When there is good reason for politicians, they use religion as a weapon to organize people and get mass support and mingle with or take over the state leadership especially in the cases of Islamic states. So, the cardinal issue is the separation of state and religion where states should represent diversity of people with diversity of faith as faith is an individual affair and the role of states to create harmony among diversity of people. However, there is no clear separation between religion and politics in an Islamic state. This hinders harmony and peaceful coexistence of diversity of people in any part of the world; it hinders good governance, and smooth progress of human life. Democracy and justice is inconceivable in the absence of freedom of conscience or human rights in general. Therefore, it is not arguable that the UN has to step in and assure peaceful coexistence of the world with different faiths. To stop human rights abuse, the UN is expected to stimulate or coerce member countries take concrete steps such as assignment of law enforcement institutions to protect minority faith followers and stop racial and religious discrimination that causes infinite conflicts. The UN should motivate nations to promote respect of any race toward any other race and any religion follower toward any other religion follower, respect of spiritual institutions of any faith in any part of the World without any discrimination. Democratic Political organizations should make momentous moves in order to arrest religious fanatics. And intellectuals should enlighten the public and encourage human rights organizations to foster all peaceful means to stop this social epidemic that is imposing spiritual tyranny among peaceful people in many parts of the world and advocate the promotion of human rights.

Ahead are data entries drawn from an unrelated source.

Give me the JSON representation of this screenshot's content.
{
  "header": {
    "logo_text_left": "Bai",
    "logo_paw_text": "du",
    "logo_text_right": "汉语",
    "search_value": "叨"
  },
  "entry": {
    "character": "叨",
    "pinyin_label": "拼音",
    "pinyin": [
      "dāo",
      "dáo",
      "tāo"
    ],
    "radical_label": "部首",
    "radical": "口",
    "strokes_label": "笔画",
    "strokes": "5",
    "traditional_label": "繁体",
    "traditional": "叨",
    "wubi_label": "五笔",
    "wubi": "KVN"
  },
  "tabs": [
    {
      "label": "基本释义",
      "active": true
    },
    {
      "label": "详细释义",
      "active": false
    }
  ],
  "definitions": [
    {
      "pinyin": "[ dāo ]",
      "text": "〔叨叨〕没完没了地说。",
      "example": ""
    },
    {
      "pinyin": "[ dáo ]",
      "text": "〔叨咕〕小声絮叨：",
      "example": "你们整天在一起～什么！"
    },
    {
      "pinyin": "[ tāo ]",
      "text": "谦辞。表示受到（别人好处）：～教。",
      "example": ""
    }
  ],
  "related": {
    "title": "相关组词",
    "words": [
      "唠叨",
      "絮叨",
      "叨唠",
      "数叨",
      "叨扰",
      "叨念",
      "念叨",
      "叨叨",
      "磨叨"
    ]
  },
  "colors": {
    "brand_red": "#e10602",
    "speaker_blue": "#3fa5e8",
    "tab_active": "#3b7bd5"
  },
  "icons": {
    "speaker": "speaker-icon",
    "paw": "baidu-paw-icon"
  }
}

Works Cited

Ayoub, Mahmoud. A Muslim View of Christianity. Orbis Books: Editor, Omar, Irfan.  New York, 1970.
Aziz Atiya, A History of Eastern Christianity, pp. 194, 268.
Barlas, Asma. Believing Women in Islam, Unreading Patriarcal Interpretations of the Qur’an. University of Texas
Press: Austin, 2004.
Bat Ye’or, The Dhimmi: Jews and Christian under Islam, Trans. David Maisel, Paul Fenton, David Littman
(Cranbury, NJ: Associated University Presses, 1985), p. 53.
Bat Ye’or, The Decline of Eastern Christianity under Islam, p. 78.
Kelsay, John. Arguing the Just War in Islam. Harvard University Press, Cambridge, 2007.
Keltner, John. Islam What Non-Muslims Should Know. Fortress Press: Minneapolis, 2003.
Kepel, Gilles. The War for Muslim Minds, Islam and the West. The Belknaf Press of Harvard University Press:
Cambridge. 2004.
Lawrence, Bruce. The Quran. Atlantic Monthly Press: Yew York, 2006.
Lewis, Bernard. The Crisis of Islam. Random House Trade Paperbooks: New York, 2004.
Wolfson, Evan. Why Marriage Matters. America, Equality, and Gay People’s Right to Marry. Simon &
Schuster. New York, London, 2004. “”&HYPERLINK “”upm_export=print

[3]  Mathew 7:12 the Bible
[4]  Kitab al-Kafi, vol. 2, p. 146 – Islam
[5]  Bahá’u’lláh, The Summons of the Lord of Hosts, p. 202
[6]  Old Testament, Leviticus 19:18 – Judaism
[7]  Buddhism: 560 BC, From the Udanavarga 5:18-
[8] Confucianism: 557 BC, From the Analects 15:23
[11] ibid
[13] tp://
[20] Mark, Chapter 6:17, Chapter 10:11, Chapter 10:12, Mathew, Chapter 5:32, Chapter 19, 10